Directed and choreographed by Big River's Jeff Calhoun, the musical will officially open Oct. 21. Eden Espinosa, who portrays the title character Brooklyn, is featured in a company that also includes Kevin Anderson, Cleavant Derricks, Ramona Keller and Karen Olivo with Manoel Felciano, Caren Lyn Manuel, Julie Reiber, Horace V. Rogers and Haneefah Wood.
John McDaniel provides music supervision, arrangements and orchestrations, and the remainder of the creative team comprises Ray Klausen (sets), Tobin Ost (costumes), Michael Gilliam (lights), Jonathan Deans and Peter Hylenski (sound). Song titles include "Heart Behind These Hands," "Christmas Makes Me Cry," "Not a Sound," "Brooklyn Grew Up," "Creating Once Upon a Time," "Once Upon a Time," "Superlover," "Brooklyn in the Blood," "Magic Man," "Love Was a Song," "I Never Knew His Name," "The Truth," "Raven," "Sometimes," "Love Me Where I Live," "Love Fell Like Rain" and "Streetsinger."
Brooklyn, according to production notes, concerns a band of performers, who "tell a wondrous sidewalk fairy tale about a young girl searching for fame and the father she never knew.

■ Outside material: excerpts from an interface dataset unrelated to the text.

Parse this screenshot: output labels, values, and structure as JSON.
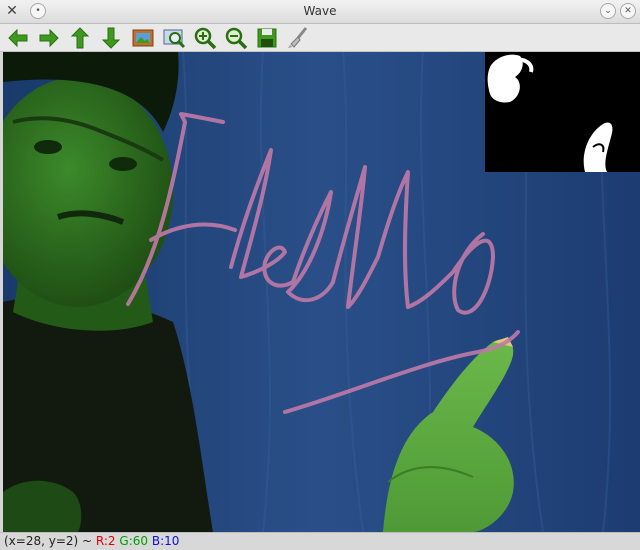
{
  "window": {
    "title": "Wave"
  },
  "toolbar": {
    "tools": [
      {
        "name": "pan-left",
        "icon": "arrow-left-icon"
      },
      {
        "name": "pan-right",
        "icon": "arrow-right-icon"
      },
      {
        "name": "pan-up",
        "icon": "arrow-up-icon"
      },
      {
        "name": "pan-down",
        "icon": "arrow-down-icon"
      },
      {
        "name": "zoom-original",
        "icon": "image-icon"
      },
      {
        "name": "zoom-fit",
        "icon": "zoom-fit-icon"
      },
      {
        "name": "zoom-in",
        "icon": "zoom-in-icon"
      },
      {
        "name": "zoom-out",
        "icon": "zoom-out-icon"
      },
      {
        "name": "save",
        "icon": "save-icon"
      },
      {
        "name": "properties",
        "icon": "brush-icon"
      }
    ]
  },
  "colors": {
    "tool_green": "#3d9a1e",
    "stroke": "#c07aa8",
    "red": "#e00000",
    "green": "#00a000",
    "blue": "#1010d0"
  },
  "status": {
    "coords": "(x=28, y=2) ~",
    "r": "R:2",
    "g": "G:60",
    "b": "B:10"
  }
}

With just one clue to lead her, she lands in the city that bears her name, Brooklyn."
The show, in fact, echoes the experiences of composer Mark Schoenfeld, who once lived on the streets of New York. He scraped by singing on the corners of its famous avenues, using what little money his talents collected him to buy food and life's other necessities. And, he and his collaborator, Barri McPherson, share far more than the theatre piece they have created.
The pair worked together briefly years ago when Schoenfeld, after hearing McPherson sing at a Big Band concert in New England, asked her to record one of his songs. They worked in a recording studio for a single day, promising each other they would work together again in the future. Nine years later — as McPherson was on her way to a private party she was to perform at in Brooklyn Heights — the sounds of a street singer caught the wind and, more importantly, her ear. It was Mark Schoenfeld, whose song she had recorded years ago.
McPherson swept Schoenfeld up and brought him to her home and welcomed him into her family. The songs they began writing together during that time, initially intended for McPherson to perform, have become the framework for Brooklyn.
The Plymouth Theatre is located at 236 West 45th Street. During previews Brooklyn will play Monday-Saturday evenings at 8 PM, with Saturday matinees at 2 PM. After opening, show times are Tuesdays at 7 PM, Wednesday-Saturday nights at 8 PM, with Wednesday and Saturday matinees at 2 PM, and Sundays at 3 PM. Tickets are priced $25-$95.
For more information or a preview of Brooklyn's score, visit www.brooklynthemusical.com.